Nathan climbs up on Max’s shoulder and places his hand on Max’s head. In an instant the soles of his feet are skyward. A one-armed handstand is impressive, but especially so when it’s being performed on top of someone’s head eighteen feet above the ground. And the water keeps flowing from my eyes, and then I begin to tremble and shake. Nathan pushes himself off, flips around, and into Max’s grasp for another series of somersaulting tricks. My body is vibrating, I am sobbing and trying to catch my breath. Something is coming out of me or passing through me or waking up. Wrenna tightens her grip on me. I am filled with sorrow and sadness. Deep, forgotten grief. Not neglected, merely left alone. Nathan and Max finish their act, descend and drift off from the stage with other performers who have come to escort them away. They vanish, the music stops and the show is over. My sobbing has subsided and I am smiling again. Wrenna looks at me. I am not sure how she might feel with me getting lost in my grief for those moments. She smiles and holds me tight.

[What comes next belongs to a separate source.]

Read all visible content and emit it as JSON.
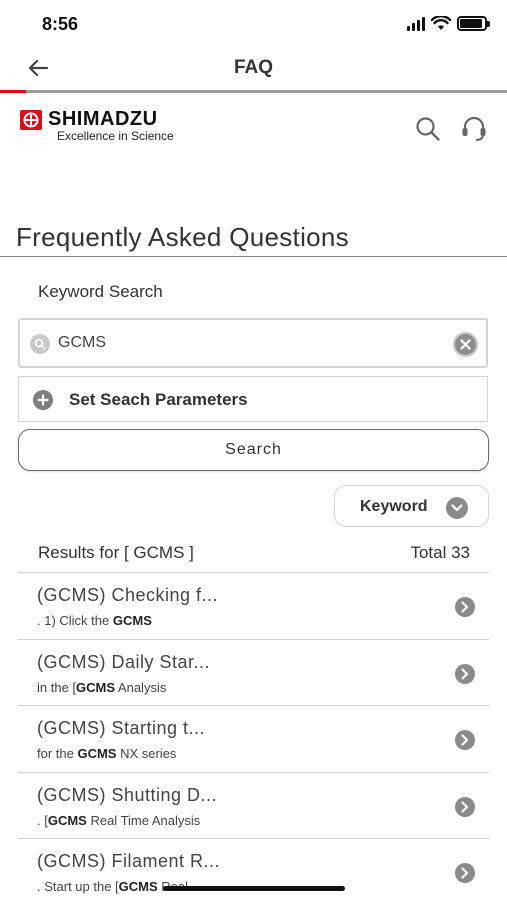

I wait a few minutes for Nathan and Max to return to tear down their equipment. I see Max first and give him a big hug. Then Nathan. I tell him he made me cry and we embrace. I can feel his powerful back and muscles, and then I just start crying. I’m holding him tight and he holds me. We are both crying in each other’s arms. I tell him I am so proud of him and so happy for him. I didn’t mention Susan, that I missed her, that I was sad she had to die, that she could not be here to see him fly, that he couldn’t look out into the crowd and see her beaming face, that the two of them couldn’t laugh and reminisce about the hard days, that he didn’t have his mom to call in a moment of need. I said none of that out loud, but it’s what my body was saying. I think Nathan felt all of that, and with his own tears he told me he missed her. And maybe he was allowing some of his own grief to resurface, and by inviting that deep loss to bubble up, it reminded him just how much she loved him. I told him I loved him and he responded in kind. And all the while, Wrenna stands nearby, watching me lost in an intimate moment with the son of my dead lover. And when I release Nathan, she is there to be with me. She glows and smiles, with her own wet eyes. Her actions allow me to recall my love for Susan without apology, to spill into grief and sorrow without shame.
I watch Nathan move with grace and purpose as he and Max wrap the equipment from the show. He smiles and jokes around with the riggers, a few other performers drift by to chat. One never knows when love will show up and rumble through the heart. Watching him perform and then during our embrace I stepped back into being the Roy who loved Susan, the man who walked with her as she moved toward her death. Briscoe stepped back into being Nathan, the boy whose mom died. And the love between the two of us brought Susan back into our lives for a few precious, sad and beautiful moments.